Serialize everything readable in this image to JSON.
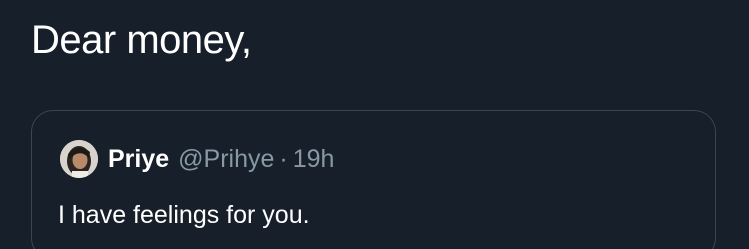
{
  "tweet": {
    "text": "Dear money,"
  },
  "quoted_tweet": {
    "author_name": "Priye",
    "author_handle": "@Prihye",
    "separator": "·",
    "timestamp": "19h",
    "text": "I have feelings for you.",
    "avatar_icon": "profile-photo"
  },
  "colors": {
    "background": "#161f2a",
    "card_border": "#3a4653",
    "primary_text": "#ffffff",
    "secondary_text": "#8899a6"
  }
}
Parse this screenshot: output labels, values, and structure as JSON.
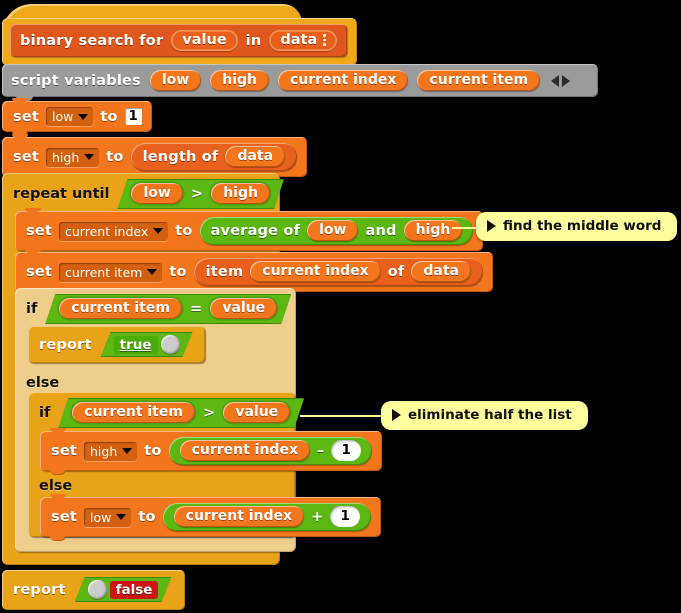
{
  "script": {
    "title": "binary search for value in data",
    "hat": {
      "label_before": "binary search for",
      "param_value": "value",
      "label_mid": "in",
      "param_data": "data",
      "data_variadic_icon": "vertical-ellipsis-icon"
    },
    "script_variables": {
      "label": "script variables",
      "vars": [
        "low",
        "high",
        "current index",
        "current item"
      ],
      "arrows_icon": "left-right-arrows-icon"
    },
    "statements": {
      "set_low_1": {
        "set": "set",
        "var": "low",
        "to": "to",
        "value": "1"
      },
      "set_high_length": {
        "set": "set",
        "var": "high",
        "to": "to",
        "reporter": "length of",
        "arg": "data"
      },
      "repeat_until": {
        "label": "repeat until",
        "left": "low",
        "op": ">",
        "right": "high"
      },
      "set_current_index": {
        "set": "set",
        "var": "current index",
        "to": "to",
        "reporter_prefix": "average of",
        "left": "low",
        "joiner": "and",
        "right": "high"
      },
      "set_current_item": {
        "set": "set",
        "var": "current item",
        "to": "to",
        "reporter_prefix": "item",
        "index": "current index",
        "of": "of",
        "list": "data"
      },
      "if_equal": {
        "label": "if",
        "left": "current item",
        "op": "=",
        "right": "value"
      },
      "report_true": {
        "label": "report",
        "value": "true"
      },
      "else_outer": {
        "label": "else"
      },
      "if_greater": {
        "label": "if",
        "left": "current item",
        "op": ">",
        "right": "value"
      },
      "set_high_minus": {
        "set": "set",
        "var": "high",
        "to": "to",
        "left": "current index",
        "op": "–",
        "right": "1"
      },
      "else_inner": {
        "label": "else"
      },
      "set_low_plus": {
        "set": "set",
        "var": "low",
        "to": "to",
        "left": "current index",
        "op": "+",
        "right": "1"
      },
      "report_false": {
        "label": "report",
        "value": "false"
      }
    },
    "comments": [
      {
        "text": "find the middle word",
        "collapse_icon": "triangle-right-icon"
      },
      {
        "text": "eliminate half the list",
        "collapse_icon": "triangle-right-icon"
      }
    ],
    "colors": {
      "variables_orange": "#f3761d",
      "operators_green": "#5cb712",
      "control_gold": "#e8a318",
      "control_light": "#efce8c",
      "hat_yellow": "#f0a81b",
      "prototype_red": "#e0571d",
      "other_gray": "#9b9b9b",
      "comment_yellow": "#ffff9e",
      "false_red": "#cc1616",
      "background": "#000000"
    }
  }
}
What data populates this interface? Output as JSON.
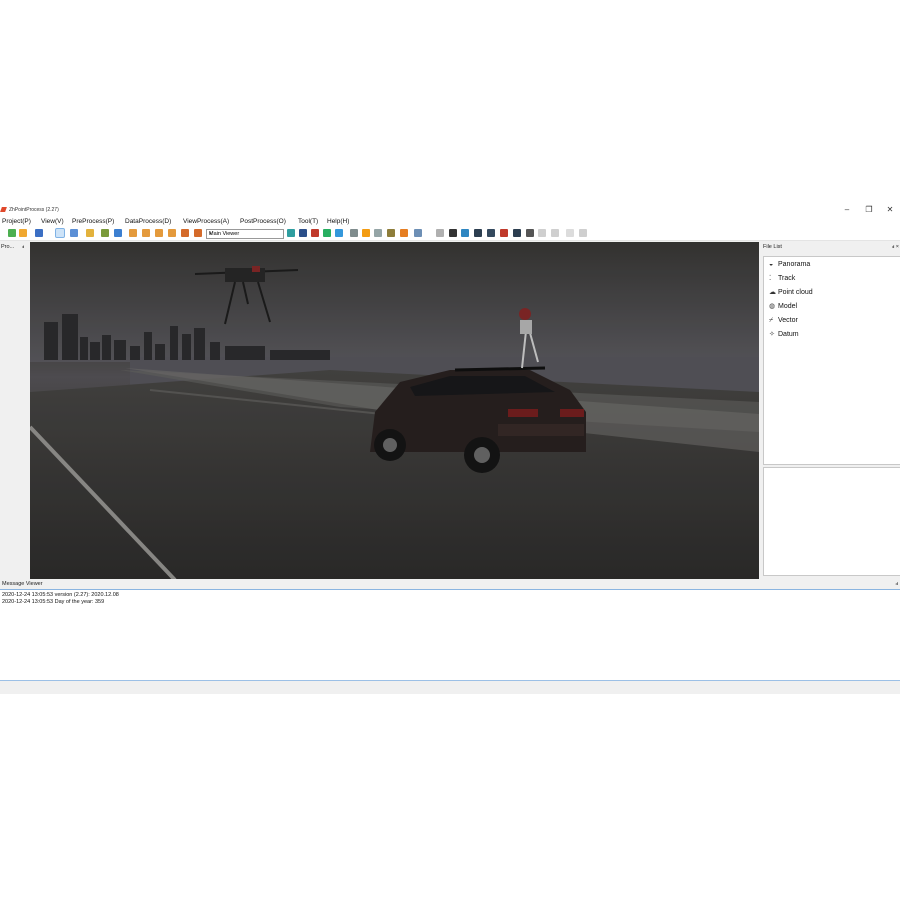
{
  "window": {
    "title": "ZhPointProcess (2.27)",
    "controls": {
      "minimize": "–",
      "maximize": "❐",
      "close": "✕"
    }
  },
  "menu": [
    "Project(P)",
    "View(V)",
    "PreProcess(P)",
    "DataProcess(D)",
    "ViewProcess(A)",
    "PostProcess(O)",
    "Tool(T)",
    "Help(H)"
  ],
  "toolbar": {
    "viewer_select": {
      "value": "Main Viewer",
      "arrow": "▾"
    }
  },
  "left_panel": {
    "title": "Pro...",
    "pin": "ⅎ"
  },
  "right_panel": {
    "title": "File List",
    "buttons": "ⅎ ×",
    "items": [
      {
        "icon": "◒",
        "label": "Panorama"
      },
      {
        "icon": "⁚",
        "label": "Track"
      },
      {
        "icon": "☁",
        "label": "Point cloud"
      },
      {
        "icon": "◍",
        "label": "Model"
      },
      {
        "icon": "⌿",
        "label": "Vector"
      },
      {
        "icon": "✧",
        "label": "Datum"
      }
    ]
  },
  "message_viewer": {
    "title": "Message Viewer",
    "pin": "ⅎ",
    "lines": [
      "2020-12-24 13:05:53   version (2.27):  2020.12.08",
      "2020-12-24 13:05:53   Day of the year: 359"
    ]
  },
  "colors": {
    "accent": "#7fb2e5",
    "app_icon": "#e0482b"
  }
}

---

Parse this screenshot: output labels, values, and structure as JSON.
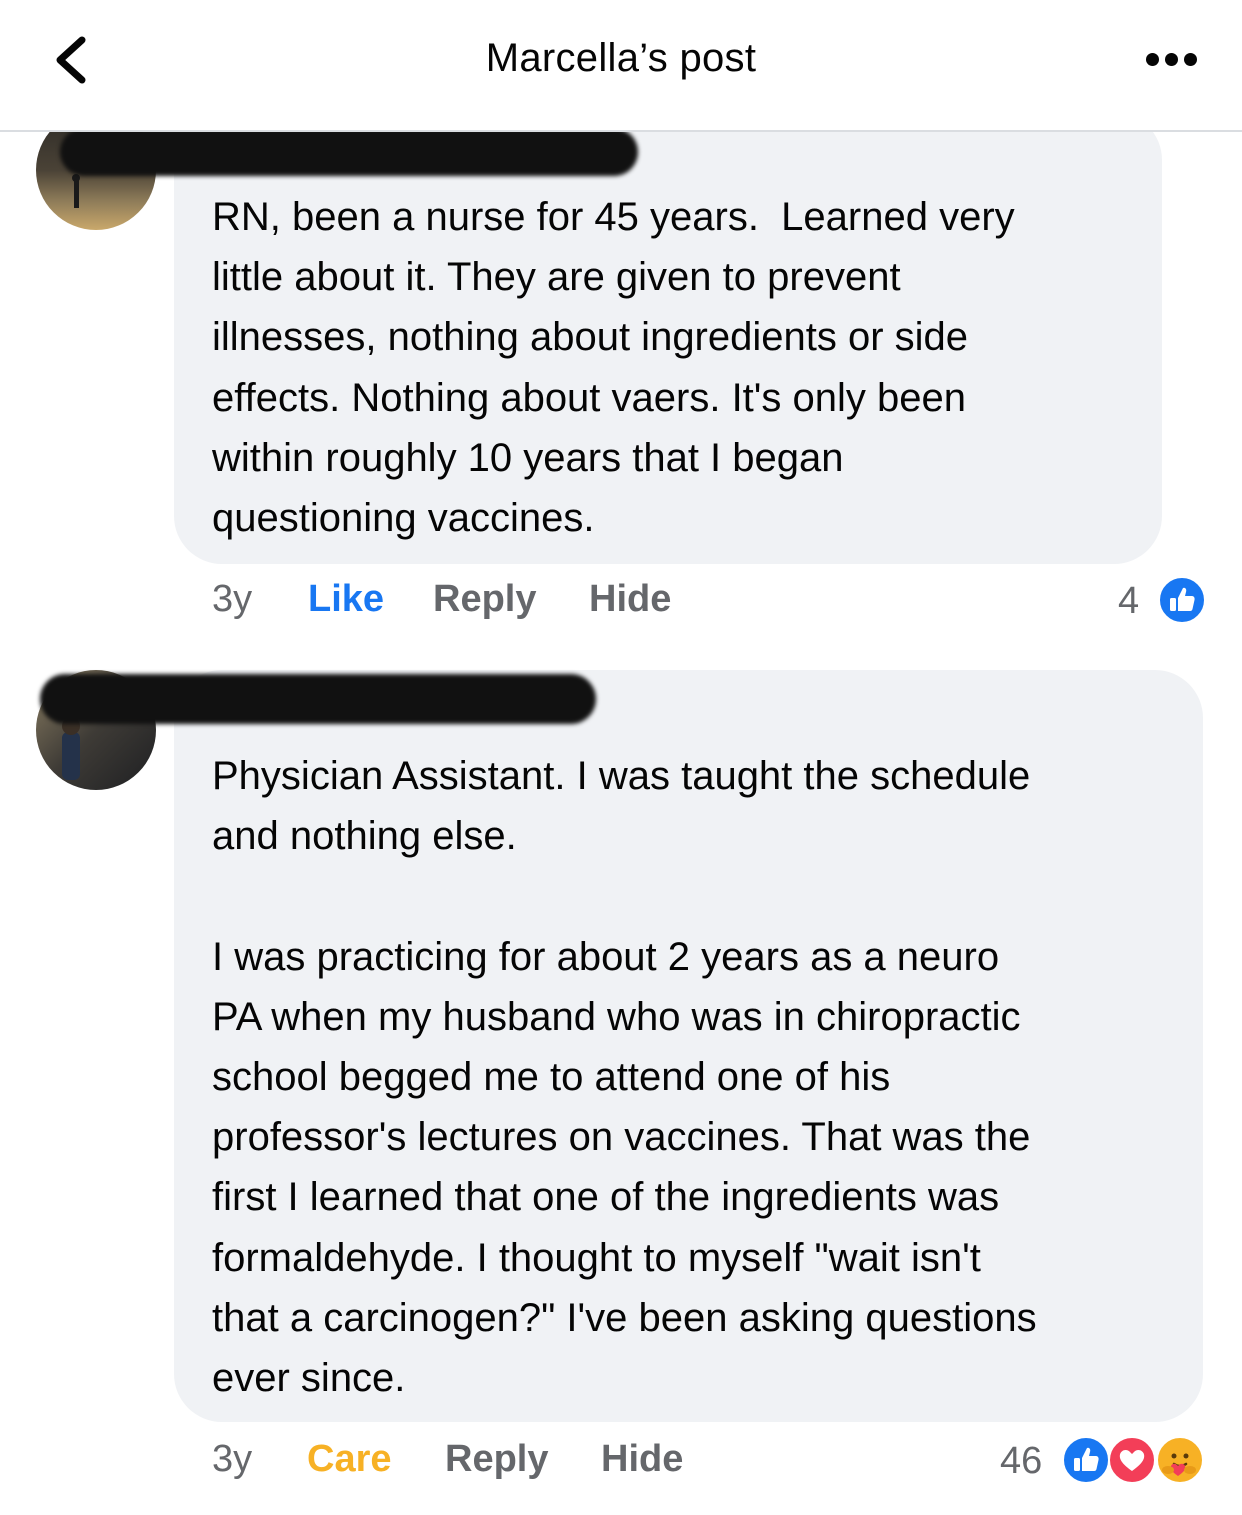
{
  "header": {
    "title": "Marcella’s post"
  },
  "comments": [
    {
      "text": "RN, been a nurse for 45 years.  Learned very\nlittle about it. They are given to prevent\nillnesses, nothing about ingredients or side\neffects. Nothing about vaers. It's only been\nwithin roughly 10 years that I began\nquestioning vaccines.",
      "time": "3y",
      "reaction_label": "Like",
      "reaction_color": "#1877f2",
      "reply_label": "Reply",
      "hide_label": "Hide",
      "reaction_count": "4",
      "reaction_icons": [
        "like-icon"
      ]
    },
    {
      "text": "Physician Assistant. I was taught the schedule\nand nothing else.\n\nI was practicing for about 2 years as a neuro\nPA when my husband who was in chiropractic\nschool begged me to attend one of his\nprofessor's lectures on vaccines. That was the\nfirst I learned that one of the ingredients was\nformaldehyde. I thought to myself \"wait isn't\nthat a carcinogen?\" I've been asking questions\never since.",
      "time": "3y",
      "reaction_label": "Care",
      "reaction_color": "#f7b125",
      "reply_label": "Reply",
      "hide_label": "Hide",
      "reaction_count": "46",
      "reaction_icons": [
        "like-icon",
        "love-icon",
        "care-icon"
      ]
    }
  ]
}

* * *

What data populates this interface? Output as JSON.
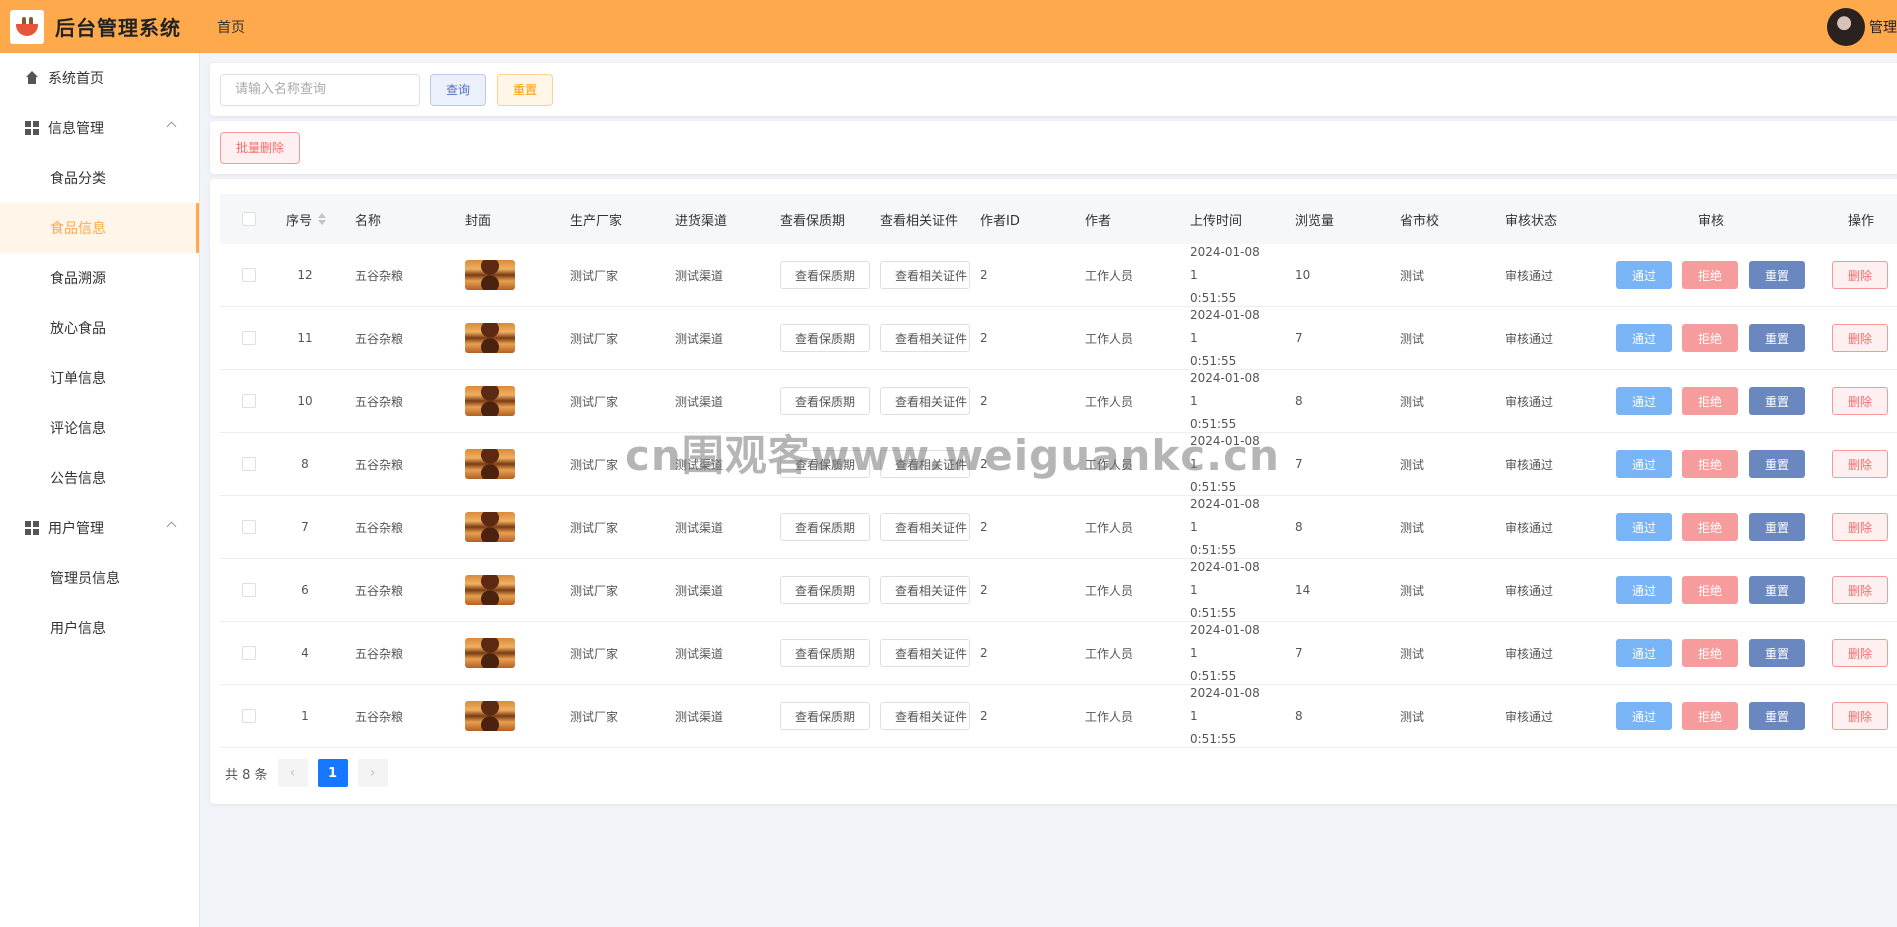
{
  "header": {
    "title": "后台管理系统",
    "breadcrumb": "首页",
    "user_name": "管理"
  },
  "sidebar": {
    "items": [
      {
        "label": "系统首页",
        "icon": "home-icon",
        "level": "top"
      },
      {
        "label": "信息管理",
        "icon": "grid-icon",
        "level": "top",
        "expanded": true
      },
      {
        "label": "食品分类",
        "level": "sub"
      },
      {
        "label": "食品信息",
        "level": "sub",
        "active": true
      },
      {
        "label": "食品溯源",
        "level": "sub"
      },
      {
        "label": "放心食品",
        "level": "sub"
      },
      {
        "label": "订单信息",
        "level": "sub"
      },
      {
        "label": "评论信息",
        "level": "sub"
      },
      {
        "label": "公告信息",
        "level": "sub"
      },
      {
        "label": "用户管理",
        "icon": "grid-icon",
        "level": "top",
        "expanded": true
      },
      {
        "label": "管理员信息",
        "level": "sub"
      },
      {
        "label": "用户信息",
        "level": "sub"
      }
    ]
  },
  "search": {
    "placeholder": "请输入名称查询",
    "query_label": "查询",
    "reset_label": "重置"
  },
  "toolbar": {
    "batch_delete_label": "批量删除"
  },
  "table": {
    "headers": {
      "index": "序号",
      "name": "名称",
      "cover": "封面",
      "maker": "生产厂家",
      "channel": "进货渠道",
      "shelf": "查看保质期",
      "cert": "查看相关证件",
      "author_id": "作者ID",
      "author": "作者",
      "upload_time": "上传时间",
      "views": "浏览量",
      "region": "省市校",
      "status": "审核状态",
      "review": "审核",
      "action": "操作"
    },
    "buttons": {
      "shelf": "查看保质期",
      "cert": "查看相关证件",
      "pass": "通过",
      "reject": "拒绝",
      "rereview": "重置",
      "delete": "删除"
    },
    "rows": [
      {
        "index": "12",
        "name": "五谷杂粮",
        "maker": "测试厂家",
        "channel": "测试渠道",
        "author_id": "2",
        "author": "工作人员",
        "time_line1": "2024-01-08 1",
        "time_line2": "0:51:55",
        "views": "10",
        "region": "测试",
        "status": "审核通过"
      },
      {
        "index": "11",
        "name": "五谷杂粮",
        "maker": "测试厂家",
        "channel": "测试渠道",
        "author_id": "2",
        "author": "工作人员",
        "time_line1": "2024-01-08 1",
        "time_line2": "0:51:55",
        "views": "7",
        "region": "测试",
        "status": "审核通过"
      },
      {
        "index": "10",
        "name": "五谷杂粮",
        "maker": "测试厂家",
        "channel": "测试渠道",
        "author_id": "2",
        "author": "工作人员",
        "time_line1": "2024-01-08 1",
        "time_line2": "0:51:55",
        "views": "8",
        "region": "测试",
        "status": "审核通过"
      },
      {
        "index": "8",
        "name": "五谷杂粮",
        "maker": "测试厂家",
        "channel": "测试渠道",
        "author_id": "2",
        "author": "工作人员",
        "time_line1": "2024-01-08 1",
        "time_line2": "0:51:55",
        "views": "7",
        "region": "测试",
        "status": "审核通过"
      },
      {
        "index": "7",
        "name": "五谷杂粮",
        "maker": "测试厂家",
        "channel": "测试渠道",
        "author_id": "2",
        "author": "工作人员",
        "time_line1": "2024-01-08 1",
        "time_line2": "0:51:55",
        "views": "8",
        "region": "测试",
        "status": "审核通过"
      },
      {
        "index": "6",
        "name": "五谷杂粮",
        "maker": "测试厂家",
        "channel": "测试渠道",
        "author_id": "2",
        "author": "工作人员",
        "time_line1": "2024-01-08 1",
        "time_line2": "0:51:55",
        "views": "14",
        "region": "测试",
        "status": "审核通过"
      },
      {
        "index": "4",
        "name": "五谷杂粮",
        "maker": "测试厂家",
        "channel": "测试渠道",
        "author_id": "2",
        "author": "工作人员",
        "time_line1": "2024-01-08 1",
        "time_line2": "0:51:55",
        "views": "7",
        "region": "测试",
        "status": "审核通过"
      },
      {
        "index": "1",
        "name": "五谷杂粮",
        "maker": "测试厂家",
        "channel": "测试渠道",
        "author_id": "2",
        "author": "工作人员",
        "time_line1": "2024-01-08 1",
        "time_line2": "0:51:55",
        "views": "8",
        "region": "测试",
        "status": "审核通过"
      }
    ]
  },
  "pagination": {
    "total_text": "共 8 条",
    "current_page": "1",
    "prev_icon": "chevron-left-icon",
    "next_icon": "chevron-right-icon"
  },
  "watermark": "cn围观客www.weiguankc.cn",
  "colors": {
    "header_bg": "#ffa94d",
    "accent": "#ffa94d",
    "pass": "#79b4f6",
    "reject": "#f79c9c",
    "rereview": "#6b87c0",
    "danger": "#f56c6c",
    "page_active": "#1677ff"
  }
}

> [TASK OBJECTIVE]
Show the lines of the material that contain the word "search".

> [RESPONSE]
    "title": "binary search for value in data",
      "label_before": "binary search for",
  "search": {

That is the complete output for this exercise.